Restructuring an entire family is never easy. Add the restructuring of finances to it and that is enough to throw a serious wrench to an already tense situation.
During the course of a marriage, spouses tend to have a system for handling household finances. Some spouses opt to keep their finances in one joint account, while others prefer to keep finances almost completely separate. But most marriages will fall somewhere in between the two. Either way, having an additional party contributing to the income of the household can positively affect household finances. But once a divorce occurs, how do both parties maintain the same standard of living that they once enjoyed during the marriage?
In Washington State, whether a spouse is entitled to spousal support or maintenance upon divorce is dependent on several different factors. If you and your spouse can’t reach an agreement, the court will decide the appropriate amount of alimony to award one party, if any.
Who Is Entitled to an Award of Spousal Support?
Courts award alimony where one spouse has an unmet need and the other spouse has the ability to pay. The party that requests an award of alimony has the burden of proving both these elements.

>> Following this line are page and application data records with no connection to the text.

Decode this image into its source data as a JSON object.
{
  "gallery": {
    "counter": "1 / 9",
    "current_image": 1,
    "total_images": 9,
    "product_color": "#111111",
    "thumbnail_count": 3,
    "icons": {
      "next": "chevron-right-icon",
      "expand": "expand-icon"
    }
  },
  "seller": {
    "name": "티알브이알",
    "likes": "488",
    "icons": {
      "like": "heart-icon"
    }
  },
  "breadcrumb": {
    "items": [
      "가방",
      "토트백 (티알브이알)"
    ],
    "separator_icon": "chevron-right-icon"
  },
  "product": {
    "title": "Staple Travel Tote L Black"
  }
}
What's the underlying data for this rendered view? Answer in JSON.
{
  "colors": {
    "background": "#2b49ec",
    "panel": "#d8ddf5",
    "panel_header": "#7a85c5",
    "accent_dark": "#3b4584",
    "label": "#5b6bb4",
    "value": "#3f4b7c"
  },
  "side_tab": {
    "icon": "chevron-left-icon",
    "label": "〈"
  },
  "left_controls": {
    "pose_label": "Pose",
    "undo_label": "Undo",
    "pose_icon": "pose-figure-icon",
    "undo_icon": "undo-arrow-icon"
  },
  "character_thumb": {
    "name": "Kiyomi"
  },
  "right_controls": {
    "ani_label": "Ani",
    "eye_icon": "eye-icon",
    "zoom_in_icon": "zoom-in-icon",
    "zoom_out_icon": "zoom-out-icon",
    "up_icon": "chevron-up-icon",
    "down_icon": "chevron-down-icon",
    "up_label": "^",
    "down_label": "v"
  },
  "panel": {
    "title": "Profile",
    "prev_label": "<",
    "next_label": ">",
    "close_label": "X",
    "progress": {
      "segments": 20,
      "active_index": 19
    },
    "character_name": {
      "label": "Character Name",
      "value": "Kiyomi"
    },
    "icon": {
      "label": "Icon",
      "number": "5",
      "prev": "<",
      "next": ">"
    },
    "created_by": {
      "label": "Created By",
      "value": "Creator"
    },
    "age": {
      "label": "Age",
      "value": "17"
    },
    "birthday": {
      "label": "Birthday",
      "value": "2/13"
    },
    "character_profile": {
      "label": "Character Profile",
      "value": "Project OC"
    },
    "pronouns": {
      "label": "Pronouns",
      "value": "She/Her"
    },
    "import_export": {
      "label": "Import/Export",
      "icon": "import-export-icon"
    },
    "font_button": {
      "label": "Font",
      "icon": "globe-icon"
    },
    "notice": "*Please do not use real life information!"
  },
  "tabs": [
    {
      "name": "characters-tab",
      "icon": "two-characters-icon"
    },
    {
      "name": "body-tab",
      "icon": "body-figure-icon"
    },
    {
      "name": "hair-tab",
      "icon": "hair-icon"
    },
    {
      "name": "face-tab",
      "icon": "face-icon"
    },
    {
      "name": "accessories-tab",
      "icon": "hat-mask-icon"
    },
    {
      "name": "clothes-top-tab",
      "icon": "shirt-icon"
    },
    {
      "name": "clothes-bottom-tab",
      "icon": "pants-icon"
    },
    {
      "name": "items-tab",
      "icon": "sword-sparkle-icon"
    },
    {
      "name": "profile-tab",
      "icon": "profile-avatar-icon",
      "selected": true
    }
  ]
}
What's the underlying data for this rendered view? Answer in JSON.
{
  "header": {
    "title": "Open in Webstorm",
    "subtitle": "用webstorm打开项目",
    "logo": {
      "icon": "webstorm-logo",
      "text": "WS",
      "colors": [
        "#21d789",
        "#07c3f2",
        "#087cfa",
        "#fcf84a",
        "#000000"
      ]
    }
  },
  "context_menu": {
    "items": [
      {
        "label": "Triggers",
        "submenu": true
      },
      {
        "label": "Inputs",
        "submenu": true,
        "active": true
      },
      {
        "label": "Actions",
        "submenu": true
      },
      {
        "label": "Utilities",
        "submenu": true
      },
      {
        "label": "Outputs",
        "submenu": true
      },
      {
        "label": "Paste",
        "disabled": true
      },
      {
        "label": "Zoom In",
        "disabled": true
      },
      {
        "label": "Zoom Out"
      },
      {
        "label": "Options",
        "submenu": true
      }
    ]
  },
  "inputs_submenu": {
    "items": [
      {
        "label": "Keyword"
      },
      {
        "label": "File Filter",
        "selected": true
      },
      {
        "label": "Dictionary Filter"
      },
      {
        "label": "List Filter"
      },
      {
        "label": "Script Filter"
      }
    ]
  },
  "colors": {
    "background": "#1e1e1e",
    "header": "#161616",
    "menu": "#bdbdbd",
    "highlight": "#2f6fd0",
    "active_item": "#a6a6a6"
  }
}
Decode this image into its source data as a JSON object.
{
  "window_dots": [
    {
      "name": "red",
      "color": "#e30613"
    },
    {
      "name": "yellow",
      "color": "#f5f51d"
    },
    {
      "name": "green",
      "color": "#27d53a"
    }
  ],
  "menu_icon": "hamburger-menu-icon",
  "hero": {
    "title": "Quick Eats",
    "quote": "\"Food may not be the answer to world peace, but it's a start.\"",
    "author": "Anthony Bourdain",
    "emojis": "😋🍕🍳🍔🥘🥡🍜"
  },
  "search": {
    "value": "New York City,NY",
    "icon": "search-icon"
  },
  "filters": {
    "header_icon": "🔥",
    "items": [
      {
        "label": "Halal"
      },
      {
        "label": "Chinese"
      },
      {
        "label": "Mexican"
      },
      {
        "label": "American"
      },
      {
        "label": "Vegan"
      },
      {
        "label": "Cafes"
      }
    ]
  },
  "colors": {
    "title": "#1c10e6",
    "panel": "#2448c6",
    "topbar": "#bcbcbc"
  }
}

The court determines need and ability to pay based on financial affidavits which the parties are required to file.
Under Washington law, courts may not consider whether one spouse was “at-fault” for the marriage’s demise in awarding alimony. Instead, the court’s determination regarding spousal support depends on the following factors:
- The financial resources available to the requesting spouse to meet their own needs (this can include child support that party receives);
- How long it will take the receiving party to obtain education or training needed to increase their income;
- The standard of living the parties enjoyed during the marriage;
- How long the marriage lasted;
- The requesting party’s age and health;
- The financial needs of the requesting party; and
- The ability of the other spouse to pay while still meeting their own financial needs.
This, however, is not an exhaustive list of the factors that the court will consider in reaching a determination of alimony. A court may take into account any other unique circumstances affecting the parties when entering a decision on spousal support.
There are generally no hard rules or cases that dictate the appropriate amount of alimony that should be awarded in each marriage. These decisions are largely up to the judge’s discretion. Hiring a competent divorce attorney will ensure that this difficult process is fair for all involved, especially as it concerns spousal support or other maintenance.
Types of Spousal Support
There may be several types of spousal support available depending on your individual circumstances.
Temporary Spousal Support
Temporary spousal support is generally available to help support one spouse during the litigation process. This type of award is ideal for someone who relied on their spouse to take care of a majority, or all, of the household bills.
The court may award temporary support to one party for the purpose of allowing them to maintain the standard of living they enjoyed during the marriage while the divorce is pending. An experienced divorce lawyer can assist you in obtaining an appropriate alimony award so you can meet your obligations while you’re waiting for the court to finalize your divorce.
Short-Term Spousal Support
Generally, short-term spousal support is awarded in marriages that are of moderate length—anywhere from 5-25 years.
Short-term spousal support would be appropriate for rehabilitative purposes. Rehabilitative support is for the benefit of one spouse that needs time to gain sufficient education or skills to re-enter the workforce. Rehabilitative support can also be for that spouse to acclimate to their new financial status. The ultimate goal is for the court to consider each party’s financial status so that neither party needs to depend on the financial assistance of the State for income post-divorce.
Barring extraordinary circumstances or for fairness, short-term spousal support will not last longer than the length of the marriage.
Permanent Spousal Support
Permanent spousal support may be awarded under exceptional circumstances or where the length of the marriage is considered long-term—over 25 years of marriage. The award of permanent spousal support can be controversial mainly because one party will owe the other monthly maintenance indefinitely.
However, permanent spousal support is not always permanent. There are several circumstances that may terminate an award of permanent spousal support. The Washington Code states that permanent spousal support will automatically terminate upon the:
- Death of either party,
- Remarriage of the party receiving maintenance, or
- Registration of a new domestic partnership of the party receiving maintenance.
Permanent support can be terminated or modified. A modification in spousal support may be warranted if there are changes to the parties’ financial statuses.
Rely on Our Experienced Spousal Support Lawyers
Receiving an award of spousal support can be the difference between financial stability or instability. It is important to have a competent attorney handling your divorce. It does not have to be costly or confusing to receive the most equitable results during litigation or post-divorce. Contact the Tacoma family legal team of Bolan Law Group. We have been advocating for residents of Western Washington since 1977. We know how difficult this time can be, and we want to help. Call us for a consultation today.